━━━ Data for review ━━━
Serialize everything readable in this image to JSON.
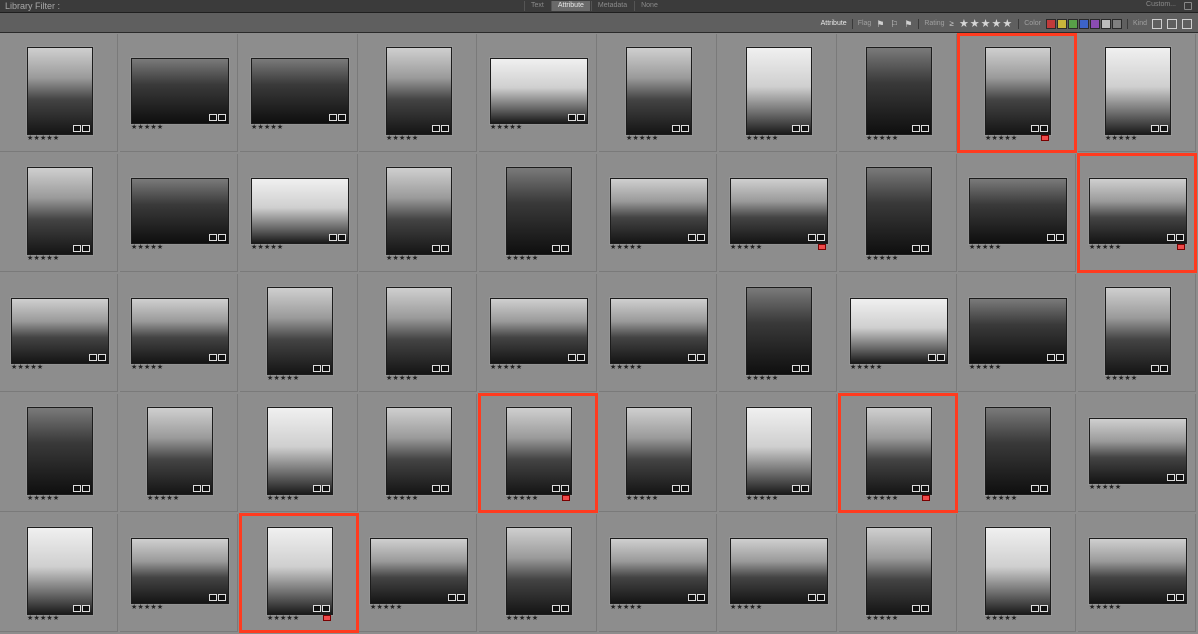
{
  "topbar": {
    "title": "Library Filter :",
    "tabs": [
      {
        "label": "Text"
      },
      {
        "label": "Attribute",
        "active": true
      },
      {
        "label": "Metadata"
      },
      {
        "label": "None"
      }
    ],
    "custom_label": "Custom..."
  },
  "attribute_bar": {
    "attribute_label": "Attribute",
    "flag_label": "Flag",
    "rating_label": "Rating",
    "rating_operator": "≥",
    "rating_stars": "★★★★★",
    "color_label": "Color",
    "kind_label": "Kind",
    "color_swatches": [
      "#c03a3a",
      "#c9b63b",
      "#58a048",
      "#3d63c7",
      "#8b4cb2",
      "#bdbdbd",
      "#7f7f7f"
    ]
  },
  "grid": {
    "rating_text": "★★★★★",
    "selection_color": "#ff3b1f",
    "cells": [
      {
        "orient": "p",
        "tone": "mid"
      },
      {
        "orient": "l",
        "tone": "dark"
      },
      {
        "orient": "l",
        "tone": "dark"
      },
      {
        "orient": "p",
        "tone": "mid"
      },
      {
        "orient": "l",
        "tone": "light"
      },
      {
        "orient": "p",
        "tone": "mid"
      },
      {
        "orient": "p",
        "tone": "light"
      },
      {
        "orient": "p",
        "tone": "dark"
      },
      {
        "orient": "p",
        "tone": "mid",
        "selected": true,
        "red_label": true
      },
      {
        "orient": "p",
        "tone": "light"
      },
      {
        "orient": "p",
        "tone": "mid"
      },
      {
        "orient": "l",
        "tone": "dark"
      },
      {
        "orient": "l",
        "tone": "light"
      },
      {
        "orient": "p",
        "tone": "mid"
      },
      {
        "orient": "p",
        "tone": "dark"
      },
      {
        "orient": "l",
        "tone": "mid"
      },
      {
        "orient": "l",
        "tone": "mid",
        "red_label": true
      },
      {
        "orient": "p",
        "tone": "dark"
      },
      {
        "orient": "l",
        "tone": "dark"
      },
      {
        "orient": "l",
        "tone": "mid",
        "selected": true,
        "red_label": true
      },
      {
        "orient": "l",
        "tone": "mid"
      },
      {
        "orient": "l",
        "tone": "mid"
      },
      {
        "orient": "p",
        "tone": "mid"
      },
      {
        "orient": "p",
        "tone": "mid"
      },
      {
        "orient": "l",
        "tone": "mid"
      },
      {
        "orient": "l",
        "tone": "mid"
      },
      {
        "orient": "p",
        "tone": "dark"
      },
      {
        "orient": "l",
        "tone": "light"
      },
      {
        "orient": "l",
        "tone": "dark"
      },
      {
        "orient": "p",
        "tone": "mid"
      },
      {
        "orient": "p",
        "tone": "dark"
      },
      {
        "orient": "p",
        "tone": "mid"
      },
      {
        "orient": "p",
        "tone": "light"
      },
      {
        "orient": "p",
        "tone": "mid"
      },
      {
        "orient": "p",
        "tone": "mid",
        "selected": true,
        "red_label": true
      },
      {
        "orient": "p",
        "tone": "mid"
      },
      {
        "orient": "p",
        "tone": "light"
      },
      {
        "orient": "p",
        "tone": "mid",
        "selected": true,
        "red_label": true
      },
      {
        "orient": "p",
        "tone": "dark"
      },
      {
        "orient": "l",
        "tone": "mid"
      },
      {
        "orient": "p",
        "tone": "light"
      },
      {
        "orient": "l",
        "tone": "mid"
      },
      {
        "orient": "p",
        "tone": "light",
        "selected": true,
        "red_label": true
      },
      {
        "orient": "l",
        "tone": "mid"
      },
      {
        "orient": "p",
        "tone": "mid"
      },
      {
        "orient": "l",
        "tone": "mid"
      },
      {
        "orient": "l",
        "tone": "mid"
      },
      {
        "orient": "p",
        "tone": "mid"
      },
      {
        "orient": "p",
        "tone": "light"
      },
      {
        "orient": "l",
        "tone": "mid"
      }
    ]
  }
}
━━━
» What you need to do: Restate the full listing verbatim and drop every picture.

» Exercise answer:
Serialize everything readable in this image to JSON.
{
  "topbar": {
    "title": "Library Filter :",
    "tabs": [
      {
        "label": "Text"
      },
      {
        "label": "Attribute",
        "active": true
      },
      {
        "label": "Metadata"
      },
      {
        "label": "None"
      }
    ],
    "custom_label": "Custom..."
  },
  "attribute_bar": {
    "attribute_label": "Attribute",
    "flag_label": "Flag",
    "rating_label": "Rating",
    "rating_operator": "≥",
    "rating_stars": "★★★★★",
    "color_label": "Color",
    "kind_label": "Kind",
    "color_swatches": [
      "#c03a3a",
      "#c9b63b",
      "#58a048",
      "#3d63c7",
      "#8b4cb2",
      "#bdbdbd",
      "#7f7f7f"
    ]
  },
  "grid": {
    "rating_text": "★★★★★",
    "selection_color": "#ff3b1f",
    "cells": [
      {
        "orient": "p",
        "tone": "mid"
      },
      {
        "orient": "l",
        "tone": "dark"
      },
      {
        "orient": "l",
        "tone": "dark"
      },
      {
        "orient": "p",
        "tone": "mid"
      },
      {
        "orient": "l",
        "tone": "light"
      },
      {
        "orient": "p",
        "tone": "mid"
      },
      {
        "orient": "p",
        "tone": "light"
      },
      {
        "orient": "p",
        "tone": "dark"
      },
      {
        "orient": "p",
        "tone": "mid",
        "selected": true,
        "red_label": true
      },
      {
        "orient": "p",
        "tone": "light"
      },
      {
        "orient": "p",
        "tone": "mid"
      },
      {
        "orient": "l",
        "tone": "dark"
      },
      {
        "orient": "l",
        "tone": "light"
      },
      {
        "orient": "p",
        "tone": "mid"
      },
      {
        "orient": "p",
        "tone": "dark"
      },
      {
        "orient": "l",
        "tone": "mid"
      },
      {
        "orient": "l",
        "tone": "mid",
        "red_label": true
      },
      {
        "orient": "p",
        "tone": "dark"
      },
      {
        "orient": "l",
        "tone": "dark"
      },
      {
        "orient": "l",
        "tone": "mid",
        "selected": true,
        "red_label": true
      },
      {
        "orient": "l",
        "tone": "mid"
      },
      {
        "orient": "l",
        "tone": "mid"
      },
      {
        "orient": "p",
        "tone": "mid"
      },
      {
        "orient": "p",
        "tone": "mid"
      },
      {
        "orient": "l",
        "tone": "mid"
      },
      {
        "orient": "l",
        "tone": "mid"
      },
      {
        "orient": "p",
        "tone": "dark"
      },
      {
        "orient": "l",
        "tone": "light"
      },
      {
        "orient": "l",
        "tone": "dark"
      },
      {
        "orient": "p",
        "tone": "mid"
      },
      {
        "orient": "p",
        "tone": "dark"
      },
      {
        "orient": "p",
        "tone": "mid"
      },
      {
        "orient": "p",
        "tone": "light"
      },
      {
        "orient": "p",
        "tone": "mid"
      },
      {
        "orient": "p",
        "tone": "mid",
        "selected": true,
        "red_label": true
      },
      {
        "orient": "p",
        "tone": "mid"
      },
      {
        "orient": "p",
        "tone": "light"
      },
      {
        "orient": "p",
        "tone": "mid",
        "selected": true,
        "red_label": true
      },
      {
        "orient": "p",
        "tone": "dark"
      },
      {
        "orient": "l",
        "tone": "mid"
      },
      {
        "orient": "p",
        "tone": "light"
      },
      {
        "orient": "l",
        "tone": "mid"
      },
      {
        "orient": "p",
        "tone": "light",
        "selected": true,
        "red_label": true
      },
      {
        "orient": "l",
        "tone": "mid"
      },
      {
        "orient": "p",
        "tone": "mid"
      },
      {
        "orient": "l",
        "tone": "mid"
      },
      {
        "orient": "l",
        "tone": "mid"
      },
      {
        "orient": "p",
        "tone": "mid"
      },
      {
        "orient": "p",
        "tone": "light"
      },
      {
        "orient": "l",
        "tone": "mid"
      }
    ]
  }
}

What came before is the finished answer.